Although Governor Hochul’s long-promised review of New York’s COVID response hasn’t formally started yet, it is already exposing important information about the state’s pandemic preparedness – much of which is unflattering.
Officials said the pending contract calls for the firm to be paid up to $4.3 million, with a report due in one year.
The first revealing bit of evidence is the timing. The hiring came more than two and half years after the state learned how tragically unprepared it was for a major pandemic, and 15 months after a governor resigned rather than face impeachment in part because of how he handled the crisis.
Back in April, Hochul reportedly told her cabinet she wanted a “deep dive” on the state’s response in a matter of weeks, then waited until July to launch the search for outside help. Officials estimated they would award the contract “on or about” Sept. 20, which was six weeks ago.

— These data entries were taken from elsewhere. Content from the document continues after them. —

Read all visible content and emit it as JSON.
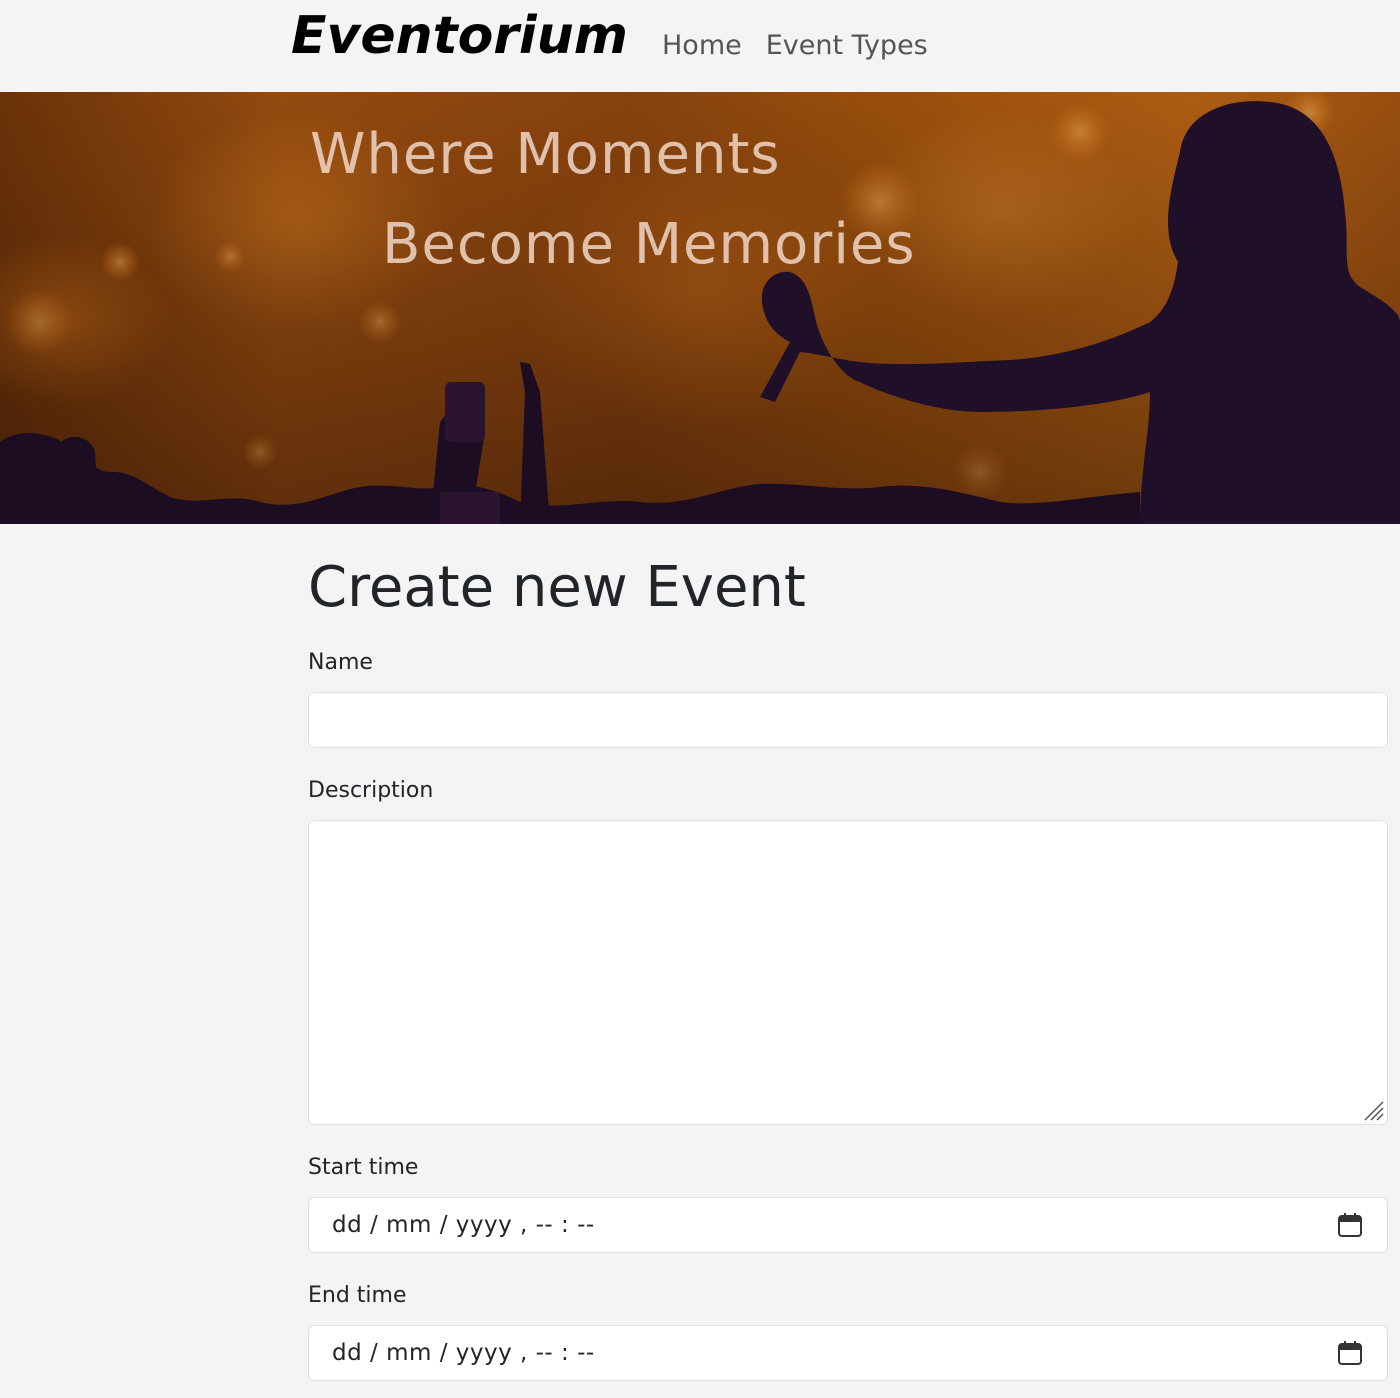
{
  "navbar": {
    "brand": "Eventorium",
    "links": [
      {
        "label": "Home"
      },
      {
        "label": "Event Types"
      }
    ]
  },
  "hero": {
    "tagline_line1": "Where Moments",
    "tagline_line2": "Become Memories"
  },
  "form": {
    "title": "Create new Event",
    "fields": {
      "name": {
        "label": "Name",
        "value": ""
      },
      "description": {
        "label": "Description",
        "value": ""
      },
      "start_time": {
        "label": "Start time",
        "placeholder": "dd / mm / yyyy ,  -- : --"
      },
      "end_time": {
        "label": "End time",
        "placeholder": "dd / mm / yyyy ,  -- : --"
      }
    }
  },
  "icons": {
    "calendar": "calendar-icon",
    "resize": "resize-grip-icon"
  }
}
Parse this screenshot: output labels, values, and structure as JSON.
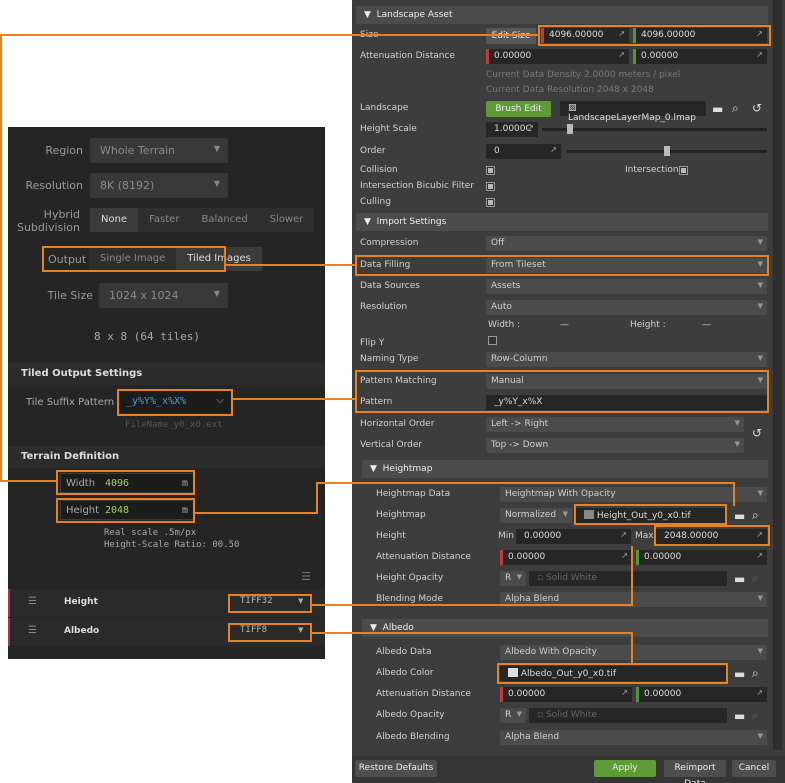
{
  "left": {
    "region": {
      "label": "Region",
      "value": "Whole Terrain"
    },
    "resolution": {
      "label": "Resolution",
      "value": "8K (8192)"
    },
    "hybrid": {
      "label_1": "Hybrid",
      "label_2": "Subdivision",
      "options": [
        "None",
        "Faster",
        "Balanced",
        "Slower"
      ],
      "selected": "None"
    },
    "output": {
      "label": "Output",
      "options": [
        "Single Image",
        "Tiled Images"
      ],
      "selected": "Tiled Images"
    },
    "tile_size": {
      "label": "Tile Size",
      "value": "1024 x 1024"
    },
    "tile_count": "8 x 8 (64 tiles)",
    "tiled_output_header": "Tiled Output Settings",
    "tile_suffix": {
      "label": "Tile Suffix Pattern",
      "value": "_y%Y%_x%X%",
      "hint": "FileName_y0_x0.ext"
    },
    "terrain_header": "Terrain Definition",
    "width": {
      "label": "Width",
      "value": "4096",
      "unit": "m"
    },
    "height": {
      "label": "Height",
      "value": "2048",
      "unit": "m"
    },
    "real_scale": "Real scale .5m/px",
    "height_scale_ratio": "Height-Scale Ratio: 00.50",
    "layers": [
      {
        "name": "Height",
        "format": "TIFF32"
      },
      {
        "name": "Albedo",
        "format": "TIFF8"
      }
    ]
  },
  "right": {
    "landscape_asset_header": "Landscape Asset",
    "size": {
      "label": "Size",
      "button": "Edit Size",
      "x": "4096.00000",
      "y": "4096.00000"
    },
    "attenuation": {
      "label": "Attenuation Distance",
      "a": "0.00000",
      "b": "0.00000"
    },
    "density_note": "Current Data Density 2.0000 meters / pixel",
    "resolution_note": "Current Data Resolution 2048 x 2048",
    "landscape": {
      "label": "Landscape",
      "button": "Brush Edit",
      "value": "LandscapeLayerMap_0.lmap"
    },
    "height_scale": {
      "label": "Height Scale",
      "value": "1.0000C"
    },
    "order": {
      "label": "Order",
      "value": "0"
    },
    "collision": {
      "label": "Collision",
      "checked": true
    },
    "intersection": {
      "label": "Intersection",
      "checked": true
    },
    "bicubic": {
      "label": "Intersection Bicubic Filter",
      "checked": true
    },
    "culling": {
      "label": "Culling",
      "checked": true
    },
    "import_header": "Import Settings",
    "compression": {
      "label": "Compression",
      "value": "Off"
    },
    "data_filling": {
      "label": "Data Filling",
      "value": "From Tileset"
    },
    "data_sources": {
      "label": "Data Sources",
      "value": "Assets"
    },
    "resolution": {
      "label": "Resolution",
      "value": "Auto"
    },
    "wh": {
      "width_label": "Width :",
      "width_value": "—",
      "height_label": "Height :",
      "height_value": "—"
    },
    "flip_y": {
      "label": "Flip Y",
      "checked": false
    },
    "naming_type": {
      "label": "Naming Type",
      "value": "Row-Column"
    },
    "pattern_matching": {
      "label": "Pattern Matching",
      "value": "Manual"
    },
    "pattern": {
      "label": "Pattern",
      "value": "_y%Y_x%X"
    },
    "horizontal_order": {
      "label": "Horizontal Order",
      "value": "Left -> Right"
    },
    "vertical_order": {
      "label": "Vertical Order",
      "value": "Top -> Down"
    },
    "heightmap_header": "Heightmap",
    "heightmap_data": {
      "label": "Heightmap Data",
      "value": "Heightmap With Opacity"
    },
    "heightmap": {
      "label": "Heightmap",
      "mode": "Normalized",
      "file": "Height_Out_y0_x0.tif"
    },
    "height": {
      "label": "Height",
      "min_label": "Min",
      "min": "0.00000",
      "max_label": "Max",
      "max": "2048.00000"
    },
    "hm_attenuation": {
      "label": "Attenuation Distance",
      "a": "0.00000",
      "b": "0.00000"
    },
    "height_opacity": {
      "label": "Height Opacity",
      "channel": "R",
      "value": "Solid White"
    },
    "blending_mode": {
      "label": "Blending Mode",
      "value": "Alpha Blend"
    },
    "albedo_header": "Albedo",
    "albedo_data": {
      "label": "Albedo Data",
      "value": "Albedo With Opacity"
    },
    "albedo_color": {
      "label": "Albedo Color",
      "file": "Albedo_Out_y0_x0.tif"
    },
    "al_attenuation": {
      "label": "Attenuation Distance",
      "a": "0.00000",
      "b": "0.00000"
    },
    "albedo_opacity": {
      "label": "Albedo Opacity",
      "channel": "R",
      "value": "Solid White"
    },
    "albedo_blending": {
      "label": "Albedo Blending",
      "value": "Alpha Blend"
    },
    "footer": {
      "restore": "Restore Defaults",
      "apply": "Apply",
      "reimport": "Reimport Data",
      "cancel": "Cancel"
    }
  },
  "colors": {
    "accent": "#e8821f",
    "apply": "#5e9a35",
    "red_axis": "#c43b3b",
    "green_axis": "#4a9a3a"
  }
}
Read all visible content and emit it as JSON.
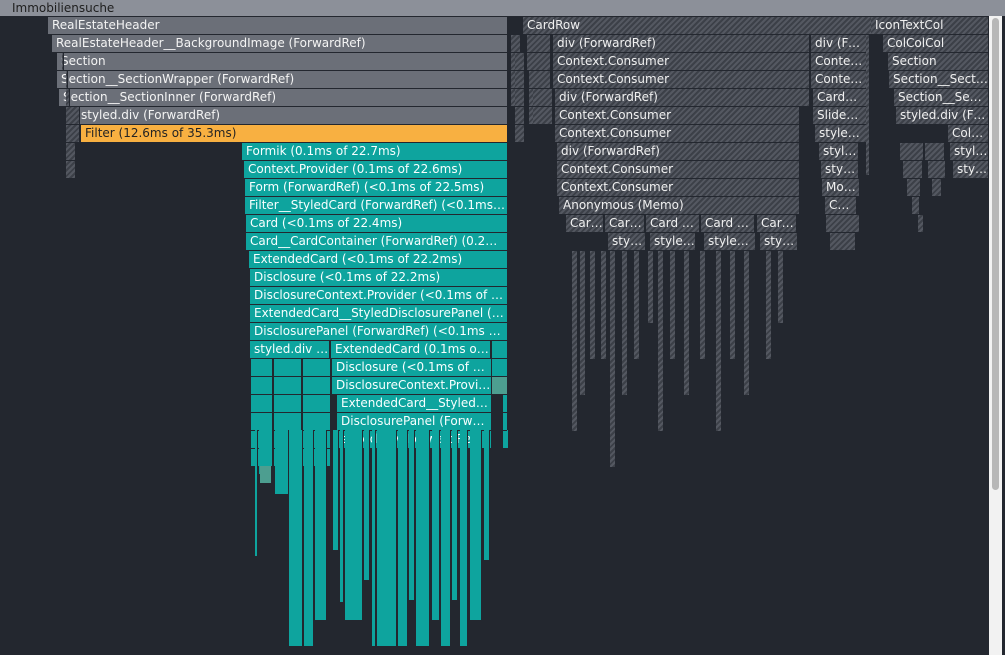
{
  "root": {
    "label": "Immobiliensuche"
  },
  "colors": {
    "selected": "#f8b041",
    "render": "#0ea49e",
    "inactive": "#6b6f78",
    "background": "#23272f"
  },
  "left_stack": [
    {
      "label": "RealEstateHeader"
    },
    {
      "label": "RealEstateHeader__BackgroundImage (ForwardRef)"
    },
    {
      "label": "Section"
    },
    {
      "label": "Section__SectionWrapper (ForwardRef)"
    },
    {
      "label": "Section__SectionInner (ForwardRef)"
    },
    {
      "label": "styled.div (ForwardRef)"
    },
    {
      "label": "Filter (12.6ms of 35.3ms)"
    }
  ],
  "render_stack": [
    {
      "label": "Formik (0.1ms of 22.7ms)"
    },
    {
      "label": "Context.Provider (0.1ms of 22.6ms)"
    },
    {
      "label": "Form (ForwardRef) (<0.1ms of 22.5ms)"
    },
    {
      "label": "Filter__StyledCard (ForwardRef) (<0.1ms of…"
    },
    {
      "label": "Card (<0.1ms of 22.4ms)"
    },
    {
      "label": "Card__CardContainer (ForwardRef) (0.2ms…"
    },
    {
      "label": "ExtendedCard (<0.1ms of 22.2ms)"
    },
    {
      "label": "Disclosure (<0.1ms of 22.2ms)"
    },
    {
      "label": "DisclosureContext.Provider (<0.1ms of 22.…"
    },
    {
      "label": "ExtendedCard__StyledDisclosurePanel (F…"
    },
    {
      "label": "DisclosurePanel (ForwardRef) (<0.1ms of …"
    }
  ],
  "split_row": [
    {
      "label": "styled.div …"
    },
    {
      "label": "ExtendedCard (0.1ms of …"
    }
  ],
  "sub_stack": [
    {
      "label": "Disclosure (<0.1ms of 13.…"
    },
    {
      "label": "DisclosureContext.Provi…"
    },
    {
      "label": "ExtendedCard__Styled…"
    },
    {
      "label": "DisclosurePanel (Forwa…"
    },
    {
      "label": "styled.div (ForwardRef) …"
    }
  ],
  "cardrow": [
    {
      "label": "CardRow"
    },
    {
      "label": "div (ForwardRef)"
    },
    {
      "label": "Context.Consumer"
    },
    {
      "label": "Context.Consumer"
    },
    {
      "label": "div (ForwardRef)"
    },
    {
      "label": "Context.Consumer"
    },
    {
      "label": "Context.Consumer"
    },
    {
      "label": "div (ForwardRef)"
    },
    {
      "label": "Context.Consumer"
    },
    {
      "label": "Context.Consumer"
    },
    {
      "label": "Anonymous (Memo)"
    }
  ],
  "card_children": [
    {
      "label": "Car…"
    },
    {
      "label": "Car…"
    },
    {
      "label": "Card k…"
    },
    {
      "label": "Card k…"
    },
    {
      "label": "Car…"
    }
  ],
  "card_grandchildren": [
    {
      "label": "styl…"
    },
    {
      "label": "style…"
    },
    {
      "label": "styled…"
    },
    {
      "label": "styl…"
    }
  ],
  "right_col": [
    {
      "label": "div (Fo…"
    },
    {
      "label": "Contex…"
    },
    {
      "label": "Contex…"
    },
    {
      "label": "Card…"
    },
    {
      "label": "Slide…"
    },
    {
      "label": "style…"
    },
    {
      "label": "styl…"
    },
    {
      "label": "styl…"
    },
    {
      "label": "Mot…"
    },
    {
      "label": "Co…"
    }
  ],
  "icon_col": [
    {
      "label": "IconTextCol"
    },
    {
      "label": "ColColCol"
    },
    {
      "label": "Section"
    },
    {
      "label": "Section__Secti…"
    },
    {
      "label": "Section__Secti…"
    },
    {
      "label": "styled.div (For…"
    },
    {
      "label": "ColC…"
    },
    {
      "label": "style…"
    },
    {
      "label": "sty…"
    }
  ]
}
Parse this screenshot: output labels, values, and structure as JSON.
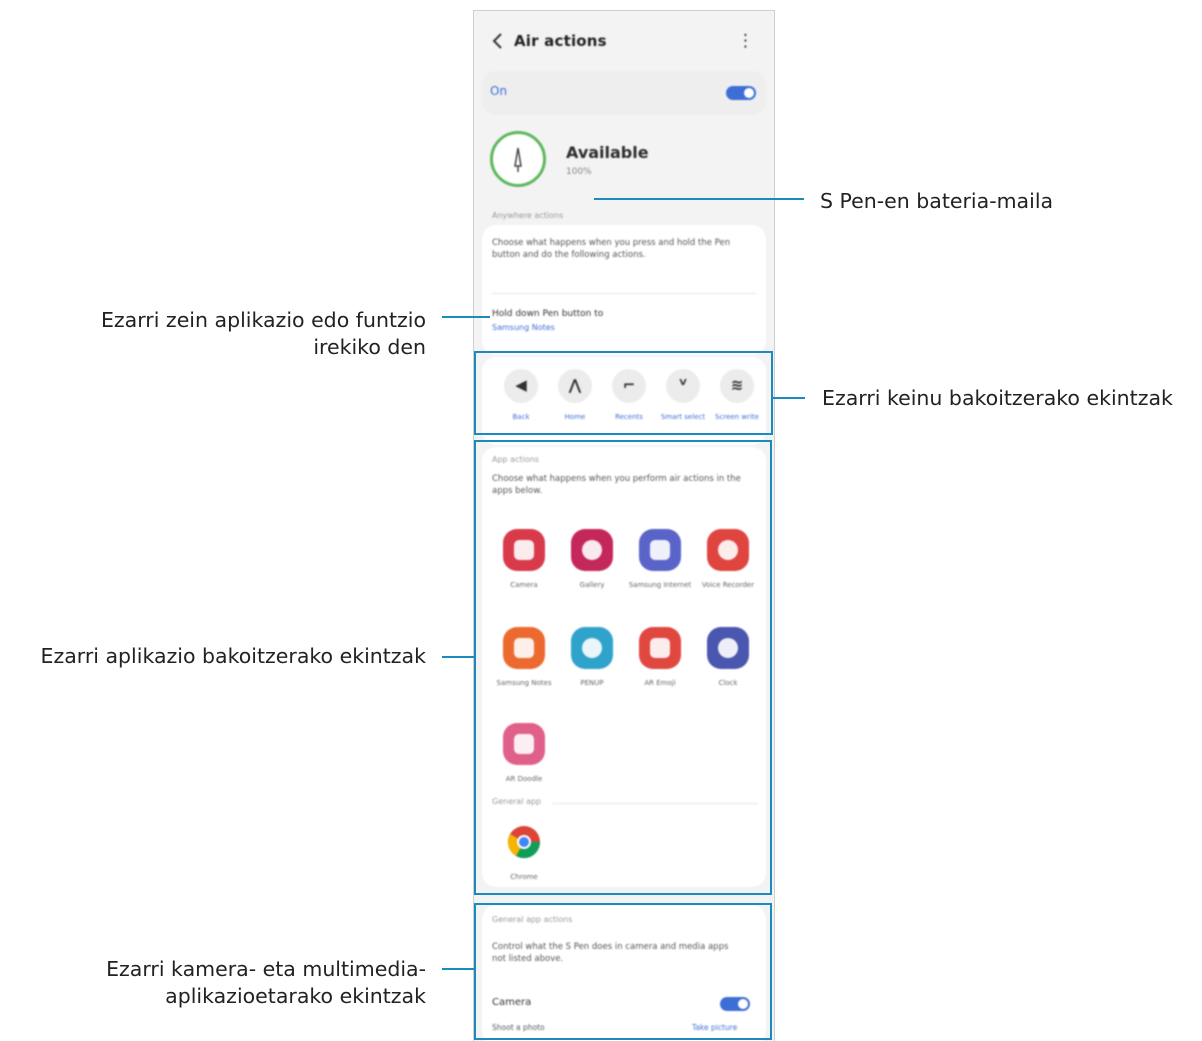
{
  "phone": {
    "title": "Air actions",
    "more_glyph": "⋮",
    "main_switch_label": "On",
    "status_title": "Available",
    "battery_text": "100%",
    "shortcut_section_label": "Anywhere actions",
    "shortcut_desc": "Choose what happens when you press and hold the Pen button and do the following actions.",
    "hold_down_label": "Hold down Pen button to",
    "hold_down_value": "Samsung Notes",
    "gestures": [
      {
        "glyph": "◀",
        "name": "Back"
      },
      {
        "glyph": "⋀",
        "name": "Home"
      },
      {
        "glyph": "⌐",
        "name": "Recents"
      },
      {
        "glyph": "ⱽ",
        "name": "Smart select"
      },
      {
        "glyph": "≋",
        "name": "Screen write"
      }
    ],
    "app_section_label": "App actions",
    "app_desc": "Choose what happens when you perform air actions in the apps below.",
    "apps": [
      {
        "name": "Camera",
        "color": "#d83a4a",
        "icon": "camera-icon"
      },
      {
        "name": "Gallery",
        "color": "#c4285a",
        "icon": "gallery-icon"
      },
      {
        "name": "Samsung Internet",
        "color": "#5a63c8",
        "icon": "internet-icon"
      },
      {
        "name": "Voice Recorder",
        "color": "#e0443e",
        "icon": "recorder-icon"
      },
      {
        "name": "Samsung Notes",
        "color": "#ec6a30",
        "icon": "notes-icon"
      },
      {
        "name": "PENUP",
        "color": "#2fa3c9",
        "icon": "penup-icon"
      },
      {
        "name": "AR Emoji",
        "color": "#e0473f",
        "icon": "ar-emoji-icon"
      },
      {
        "name": "Clock",
        "color": "#4b56b0",
        "icon": "clock-icon"
      },
      {
        "name": "AR Doodle",
        "color": "#e0608a",
        "icon": "ar-doodle-icon"
      }
    ],
    "general_section_label": "General app",
    "general_apps": [
      {
        "name": "Chrome",
        "icon": "chrome-icon"
      }
    ],
    "media_section_label": "General app actions",
    "media_desc": "Control what the S Pen does in camera and media apps not listed above.",
    "media_setting_name": "Camera",
    "media_row_left": "Shoot a photo",
    "media_row_right": "Take picture"
  },
  "callouts": {
    "battery": "S Pen-en bateria-maila",
    "hold_down": [
      "Ezarri zein aplikazio edo funtzio",
      "irekiko den"
    ],
    "gestures": "Ezarri keinu bakoitzerako ekintzak",
    "apps": "Ezarri aplikazio bakoitzerako ekintzak",
    "media": [
      "Ezarri kamera- eta multimedia-",
      "aplikazioetarako ekintzak"
    ]
  },
  "colors": {
    "accent": "#3d6ed6",
    "callout_line": "#1a8bbf"
  }
}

Given that COVID killed more than 75,000 New Yorkers – and the next virus could arrive at any time – the state’s leaders might have been expected to show more urgency in studying how to improve their operations.
Next, the $4.3 million price tag seems modest under the circumstances.
That’s less than what former Governor Andrew Cuomo was paid to write his book about the crisis. That’s less than what the Public Service Commission has committed for a “broadband mapping study.” It’s $2.3 million less than what the Assembly paid the law firm that advised its impeachment inquiry.
Given that New York is expecting to receive $30 billion in federal pandemic relief, it could afford to allocate more than 0.015 percent of that amount to understand what went wrong and be better prepared for the next outbreak.
Further revealing details can be found in the state’s answers to questions posed by firms that were thinking of bidding for the study contract.
Firms were curious about how much access they would be given to relevant information such as data, documents and interviews with current and former officials – which is an important consideration given the Cuomo administration’s months-long attempt to hide the true COVID death toll in nursing homes.
The state’s response gave no guarantees:
“The State will work with the vendor to access state data as expeditiously as possible. … Please note, this review does not and will not have the power to compel participation or document production.” (Emphasis added.)
In other words, the Olson Group will not have subpoena power to obtain documents or testimony from the former governor, his top aides or any other uncooperative witnesses – which could be a significant obstacle to getting at the truth.
Would-be bidders also asked whether the state had conducted any other “after-action reviews,” which are considered a standard part of good emergency management.
“We are not aware of any comprehensive [after-action reviews] developed by State Agencies during the previous 2 years on COVID-19 response,” the state replied. “Interim agency reviews, if conducted, can be made available.”
That fact by itself points to a glaring problem: A public health system that doesn’t systematically and routinely learn from its mistakes is doomed to repeat them.
So far, the Hochul administration’s efforts on this front are sending troubling signals. Fully analyzing New York’s response to a catastrophe as big as COVID-19 should be a major, urgent priority for state government – not something to be grudgingly addressed years later by a consultant on a skimpy budget.